What Is a Urodynamic Test and How Is It Done?

What is the purpose of a urodynamic test?

A doctor may advise a urodynamic test for people who experience urine leakage, recurrent UTIs, frequent urination, and painful urination.
A doctor may advise a urodynamic test for people who experience urine leakage, recurrent UTIs, frequent urination, and painful urination.

A urodynamic test is done to study the function of the lower urinary tract (bladder and its draining tube called the urethra) and how this relates to a patient's urinary symptoms. This aims to test the capacity of the bladder and urethra to work in coordination for holding and voiding urine steadily and completely. The urodynamic test is advised in patients with the following signs and symptoms:

  • Urine leakage
  • Frequent urination
  • Recurrent urinary infections
  • Pain during urination
  • Sudden urge to urinate and problem in starting urination or completely emptying the bladder

Details of the procedure:

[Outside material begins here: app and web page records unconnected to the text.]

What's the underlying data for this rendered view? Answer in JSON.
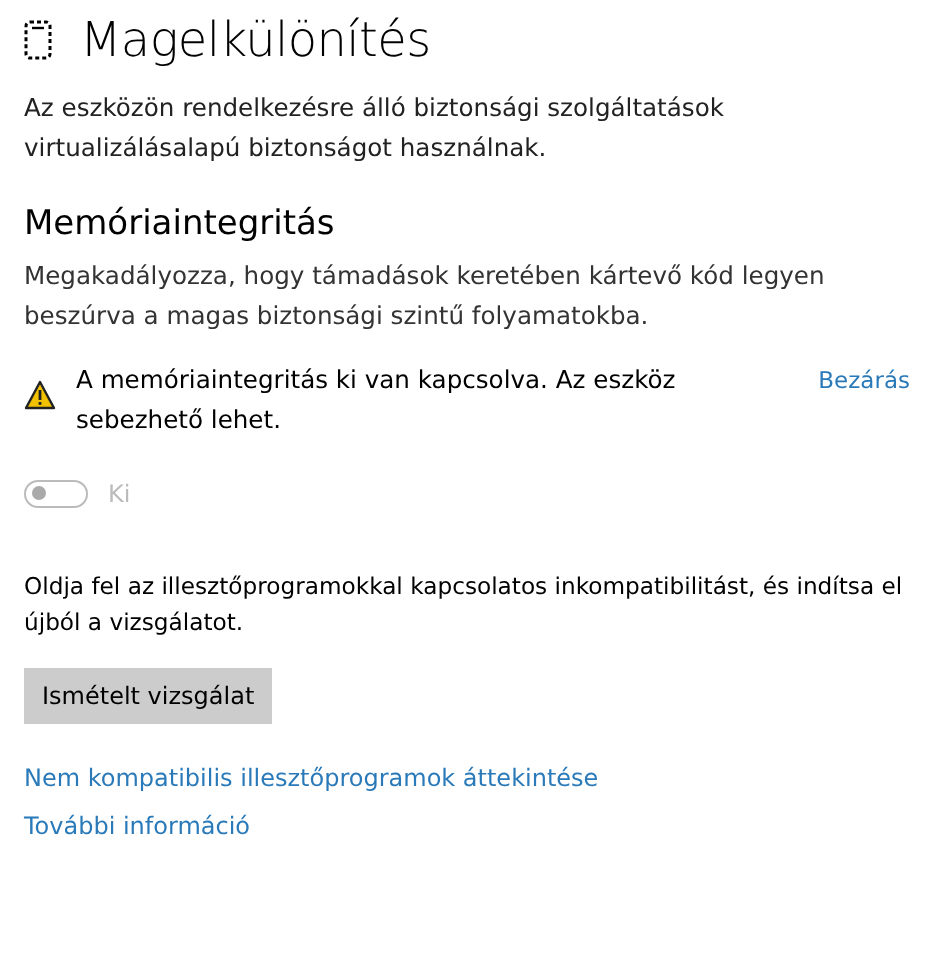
{
  "header": {
    "title": "Magelkülönítés",
    "description": "Az eszközön rendelkezésre álló biztonsági szolgáltatások virtualizálásalapú biztonságot használnak."
  },
  "section": {
    "title": "Memóriaintegritás",
    "description": "Megakadályozza, hogy támadások keretében kártevő kód legyen beszúrva a magas biztonsági szintű folyamatokba."
  },
  "warning": {
    "message": "A memóriaintegritás ki van kapcsolva. Az eszköz sebezhető lehet.",
    "dismiss": "Bezárás"
  },
  "toggle": {
    "label": "Ki",
    "on": false,
    "disabled": true
  },
  "instruction": "Oldja fel az illesztőprogramokkal kapcsolatos inkompatibilitást, és indítsa el újból a vizsgálatot.",
  "button": "Ismételt vizsgálat",
  "links": [
    "Nem kompatibilis illesztőprogramok áttekintése",
    "További információ"
  ]
}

  • The test is performed as a day care procedure and usually takes 30-40 minutes. The patient may have minimal discomfort; however, they need to be awake and cooperative during the test.
  • The test will be supervised by a doctor who will be assisted by nurses. Sometimes, a radiographer would also be present for an X-ray or ultrasound.
  • First, the doctor will measure the urine flow rate of the patient. They will ask the patient to urinate into a flow rate machine to measure the strength of the urinary stream.
  • The radiologist will then conduct an ultrasound scan to assess how well the bladder empties.
  • The doctor may then ask the patient may to lie on a couch or bed. They will insert a catheter (fine soft plastic tube) through the urethra into the bladder using local anesthetic jelly to help it slide in with minimal discomfort. They use the catheter to fill the bladder and measure the fluid pressure in the bladder.
  • The doctor will then place a second fine catheter in the patient's rectum (back passage) to measure the pressures in their abdominal cavity.
  • The doctor will tape all the catheters (once all are in place) to the patient's leg and connect them to transducers that will continually measure the pressures and relay the information to specialized computer software for recording and analysis.
  • The doctor will then fill the bladder slowly with sterile saline through the catheter.
  • The doctor may ask the patient to cough and strain during the test when the patient feels the first desire to pass urine.
  • If one of the symptoms is urinary incontinence (leakage), the doctor will try to reproduce this using various measures. The patient should not be embarrassed about this; reproducing the symptoms will help the doctor determine the cause of their problem.
  • The doctor will encourage the patient to hold on until their bladder feels very full.
  • To finish the test, the doctor may ask the patient to stand or sit and pass urine into the flow rate machine again. Once completed, the doctor will remove all the catheters.
  • At this point, the doctor will usually perform a flexible cystoscopy to visually inspect the bladder.
  • Analyzing the study does take time, so the doctor will schedule a follow-up appointment later for the patient to discuss the results. The urodynamic test will help determine the cause of urinary symptoms and will greatly assist in choosing the most appropriate treatment.
  • After the procedure, the patient may need to drink about double their normal fluid intake for 24-48 hours to help reduce the risk of infection.
  • The doctor may prescribe a course of antibiotics if they suspect a high risk of urinary infection.

Possible risks:


  • Some mild discomfort or burning sensation when passing urine for a few days


  • Some mild bleeding in the urine


  • Infection in urine that requires antibiotics or, very rarely, septicemia that requires hospital admission
  • Inability to pass the catheter into the bladder, so the test must be abandoned and further tests need to be arranged
  • Urinary retention (inability to empty your bladder) requiring a temporary catheter to be reinserted into the bladder to relieve discomfort
  • Failure to find the cause of the signs and symptoms, requiring a possible repeat of the test
Gill, B.C. "Urodynamic Studies for Urinary Incontinence." Medscape.com. Dec. 11, 2019. <https://emedicine.medscape.com/article/1988665-overview>.